dev gadget, leap_motion


Like most people I got my hopes high when ordering this gizmo and again like most people I was disappointed by it. It’s not quite the mouse-replacement as I hoped it would be. Anyway, I mostly bought it to develop applications using it. It comes with an SDK and libraries for .NET so I cannot complain much about that. I wanted to develop something simple just to get the grasp of it. Recently PluralSight published a course for Leap Motion development and I thought it was a great chance to start my own little app: Tic-Tac-Toe. The course was very helpful and I’d recommend it as a starting point for Leap Motion development.

So there is still work needed on my TicTacToe but you can find below a sneak preview of the current version.

Basically it does what it’s supposed to do at the moment: draw things on screen using your finger! So I think I accomplished what I set out for. What I want to add is a custom gesture for X. Circle gesture is built-in to SDK so drawing circles is easy. But I implemented ScreenTap gesture for playing Xs which is not intuitive obviously. Also it requires precision because it’s not quite easy to target a cell while tapping. If you watched the video you may have noticed I missed the cell for Xs second move for example. So that would be the most improvement I can make apart from the basic things like player info, statistics, undo moves etc. But as they are not directly related to Leap Motion development they are not very important in this context.


hobby raspberry_pi, game

I used to love my Commodore 64 when I was a child. Now that we have the ability to emulate old machines and memories I decided to give it a go. Apparently creating a MAME is a popular subject. I’ve found this C64 emulator:

It’s pretty straightforward. Download the rom, burn it to an SD card using a tool (I used Win32DiskImager). Then upload your ROMs to RPi and let the good times roll!

One of my favourite games was Donkey Kong so I decided to start with that.

Donkey Kong

Donkey Kong

It loaded nice and dandy but couldn’t play it with the keyboard. So either I’m going to buy an old Joystick and figure out a way to connect it to the RPi or try to dig a little deeper to find out the key mapping.

aws s3

We all know backups are good but most of the time you won’t need a backup from a year ago. Just keep enough copies to recover from a possible failure and get rid of the rest. The other day I was working on cleaning up old security camera images which become meaningless very quickly. The images are uploaded to Amazon S3. My first approach was to delete the older ones by a scheduled script but then I discovered an easier and more effective way.

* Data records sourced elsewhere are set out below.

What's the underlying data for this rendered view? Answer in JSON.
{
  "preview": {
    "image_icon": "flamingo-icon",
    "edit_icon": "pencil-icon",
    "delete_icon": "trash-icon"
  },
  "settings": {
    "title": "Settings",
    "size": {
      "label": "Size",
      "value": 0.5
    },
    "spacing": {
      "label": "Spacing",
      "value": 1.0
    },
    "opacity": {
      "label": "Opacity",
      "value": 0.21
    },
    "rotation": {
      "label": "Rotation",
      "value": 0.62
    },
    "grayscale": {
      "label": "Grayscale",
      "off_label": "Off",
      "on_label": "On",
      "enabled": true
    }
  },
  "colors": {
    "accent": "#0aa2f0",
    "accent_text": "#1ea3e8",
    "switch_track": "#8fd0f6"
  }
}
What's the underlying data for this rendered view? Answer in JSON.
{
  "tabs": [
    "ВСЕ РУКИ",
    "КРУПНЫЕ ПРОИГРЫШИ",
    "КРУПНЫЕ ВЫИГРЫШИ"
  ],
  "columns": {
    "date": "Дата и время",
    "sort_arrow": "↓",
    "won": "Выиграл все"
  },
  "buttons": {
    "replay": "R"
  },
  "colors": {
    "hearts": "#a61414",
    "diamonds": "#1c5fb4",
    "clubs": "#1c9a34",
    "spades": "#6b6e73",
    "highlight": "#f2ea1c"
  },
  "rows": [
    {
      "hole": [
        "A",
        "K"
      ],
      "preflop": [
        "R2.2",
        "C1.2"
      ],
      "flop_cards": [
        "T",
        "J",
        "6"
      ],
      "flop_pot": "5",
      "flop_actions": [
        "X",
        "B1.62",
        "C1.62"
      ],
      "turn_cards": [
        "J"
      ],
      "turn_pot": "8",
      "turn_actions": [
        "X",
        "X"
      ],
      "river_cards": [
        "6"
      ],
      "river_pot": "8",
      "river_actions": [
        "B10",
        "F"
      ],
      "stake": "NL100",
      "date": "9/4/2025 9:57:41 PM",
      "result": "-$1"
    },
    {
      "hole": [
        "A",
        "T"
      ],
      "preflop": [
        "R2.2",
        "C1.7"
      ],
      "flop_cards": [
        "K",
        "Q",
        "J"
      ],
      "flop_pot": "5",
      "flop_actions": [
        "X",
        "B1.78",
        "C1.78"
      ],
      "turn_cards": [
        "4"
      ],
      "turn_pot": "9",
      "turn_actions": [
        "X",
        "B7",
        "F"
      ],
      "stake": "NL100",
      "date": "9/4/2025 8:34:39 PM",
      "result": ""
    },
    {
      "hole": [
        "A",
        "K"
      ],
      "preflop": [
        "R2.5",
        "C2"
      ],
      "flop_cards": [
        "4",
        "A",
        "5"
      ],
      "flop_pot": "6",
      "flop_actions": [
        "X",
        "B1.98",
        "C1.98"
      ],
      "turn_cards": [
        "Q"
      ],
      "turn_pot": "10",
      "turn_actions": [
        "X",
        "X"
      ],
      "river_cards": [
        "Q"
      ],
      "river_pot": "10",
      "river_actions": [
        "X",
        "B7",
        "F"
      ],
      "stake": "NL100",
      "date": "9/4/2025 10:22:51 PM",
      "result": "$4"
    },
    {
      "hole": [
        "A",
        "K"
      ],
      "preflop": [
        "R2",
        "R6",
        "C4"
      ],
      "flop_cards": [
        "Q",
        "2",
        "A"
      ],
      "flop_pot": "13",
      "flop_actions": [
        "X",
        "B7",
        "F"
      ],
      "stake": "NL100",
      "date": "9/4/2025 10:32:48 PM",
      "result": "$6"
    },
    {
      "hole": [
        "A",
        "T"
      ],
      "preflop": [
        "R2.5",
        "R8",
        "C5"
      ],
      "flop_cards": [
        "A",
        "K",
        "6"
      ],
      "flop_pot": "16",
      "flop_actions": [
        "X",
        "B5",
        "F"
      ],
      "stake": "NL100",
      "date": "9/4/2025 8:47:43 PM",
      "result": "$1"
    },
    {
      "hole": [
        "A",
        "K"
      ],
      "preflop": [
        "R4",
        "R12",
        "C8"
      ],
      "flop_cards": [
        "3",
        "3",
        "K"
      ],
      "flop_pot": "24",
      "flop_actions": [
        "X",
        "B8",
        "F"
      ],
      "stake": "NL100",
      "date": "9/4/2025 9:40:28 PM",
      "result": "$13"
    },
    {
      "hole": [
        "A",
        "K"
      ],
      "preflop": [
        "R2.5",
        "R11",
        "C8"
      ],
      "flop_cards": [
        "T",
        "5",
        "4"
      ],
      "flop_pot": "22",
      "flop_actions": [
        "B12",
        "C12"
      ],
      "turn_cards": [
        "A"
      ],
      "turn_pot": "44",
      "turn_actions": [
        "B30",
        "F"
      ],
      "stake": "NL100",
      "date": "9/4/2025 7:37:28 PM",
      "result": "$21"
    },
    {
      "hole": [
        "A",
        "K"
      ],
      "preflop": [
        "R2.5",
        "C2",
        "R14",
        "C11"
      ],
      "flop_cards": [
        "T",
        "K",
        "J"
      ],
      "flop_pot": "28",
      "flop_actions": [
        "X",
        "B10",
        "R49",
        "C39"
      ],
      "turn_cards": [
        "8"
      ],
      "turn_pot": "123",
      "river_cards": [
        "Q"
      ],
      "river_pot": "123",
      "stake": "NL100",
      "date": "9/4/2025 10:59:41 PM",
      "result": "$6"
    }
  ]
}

Let AWS do the work!

It’s possible to loop through thousands of objects and delete them but the alternative is to set an expiration date for each object. To activate this select the folder and make sure the properties panel is visible. Expand the Lifecycle section and click Add rule. Add a number of days for the expiration. Make sure “Apply to Entire Bucket” is checked so that any newly uploaded files comply with this rule. It’s easy as that!

S3 Lifecycle

One thing to note is that this process runs once a day. So don’t expect to get your bucket cleaned up immediately. But also don’t forget to check the next to ensure everything is working as expected!